Find how many lines of the entries contain the word "JSON", then report that figure alone.

Page and application data records:
[Start of section]

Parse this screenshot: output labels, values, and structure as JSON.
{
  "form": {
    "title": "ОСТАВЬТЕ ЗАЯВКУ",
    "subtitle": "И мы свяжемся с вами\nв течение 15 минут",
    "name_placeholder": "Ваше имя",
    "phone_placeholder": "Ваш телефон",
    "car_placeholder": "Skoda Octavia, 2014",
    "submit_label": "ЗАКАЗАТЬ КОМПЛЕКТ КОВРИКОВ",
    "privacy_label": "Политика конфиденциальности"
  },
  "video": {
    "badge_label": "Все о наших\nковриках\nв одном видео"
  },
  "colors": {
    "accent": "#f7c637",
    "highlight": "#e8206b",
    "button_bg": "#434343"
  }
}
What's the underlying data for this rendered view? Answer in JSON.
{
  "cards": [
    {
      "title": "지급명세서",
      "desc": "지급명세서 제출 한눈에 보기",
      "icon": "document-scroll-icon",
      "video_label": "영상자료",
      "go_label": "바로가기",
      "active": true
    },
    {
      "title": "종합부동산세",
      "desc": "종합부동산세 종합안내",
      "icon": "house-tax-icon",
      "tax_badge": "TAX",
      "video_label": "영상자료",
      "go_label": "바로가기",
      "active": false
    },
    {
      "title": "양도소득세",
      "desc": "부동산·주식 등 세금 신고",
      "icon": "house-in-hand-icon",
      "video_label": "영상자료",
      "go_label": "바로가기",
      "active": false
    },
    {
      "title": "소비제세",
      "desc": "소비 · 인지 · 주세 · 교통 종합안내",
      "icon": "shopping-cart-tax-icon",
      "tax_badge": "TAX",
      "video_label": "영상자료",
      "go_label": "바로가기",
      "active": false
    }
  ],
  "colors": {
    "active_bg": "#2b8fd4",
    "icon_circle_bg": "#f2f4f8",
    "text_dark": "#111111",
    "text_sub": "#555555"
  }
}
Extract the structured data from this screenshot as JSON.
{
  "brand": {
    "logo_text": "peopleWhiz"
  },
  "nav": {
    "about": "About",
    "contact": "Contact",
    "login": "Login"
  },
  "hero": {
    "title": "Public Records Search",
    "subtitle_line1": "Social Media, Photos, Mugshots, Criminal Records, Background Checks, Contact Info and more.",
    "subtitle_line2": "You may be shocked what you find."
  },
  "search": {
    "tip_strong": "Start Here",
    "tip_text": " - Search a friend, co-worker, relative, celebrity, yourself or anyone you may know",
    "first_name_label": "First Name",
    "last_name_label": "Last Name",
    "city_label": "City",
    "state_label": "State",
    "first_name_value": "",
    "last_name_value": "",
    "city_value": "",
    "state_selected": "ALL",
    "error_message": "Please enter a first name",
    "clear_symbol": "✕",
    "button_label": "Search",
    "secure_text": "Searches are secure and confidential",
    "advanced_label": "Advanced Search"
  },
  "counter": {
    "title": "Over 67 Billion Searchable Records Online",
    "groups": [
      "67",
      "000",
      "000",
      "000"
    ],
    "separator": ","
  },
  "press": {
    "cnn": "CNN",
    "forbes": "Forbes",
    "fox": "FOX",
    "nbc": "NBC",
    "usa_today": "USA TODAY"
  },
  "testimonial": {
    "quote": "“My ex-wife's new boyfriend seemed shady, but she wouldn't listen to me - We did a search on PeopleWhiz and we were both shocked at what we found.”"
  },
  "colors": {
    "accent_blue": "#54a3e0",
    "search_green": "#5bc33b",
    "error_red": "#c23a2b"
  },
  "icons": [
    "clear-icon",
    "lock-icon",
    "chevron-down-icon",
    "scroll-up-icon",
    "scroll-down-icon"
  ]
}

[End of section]

• _TASK ANSWER_
3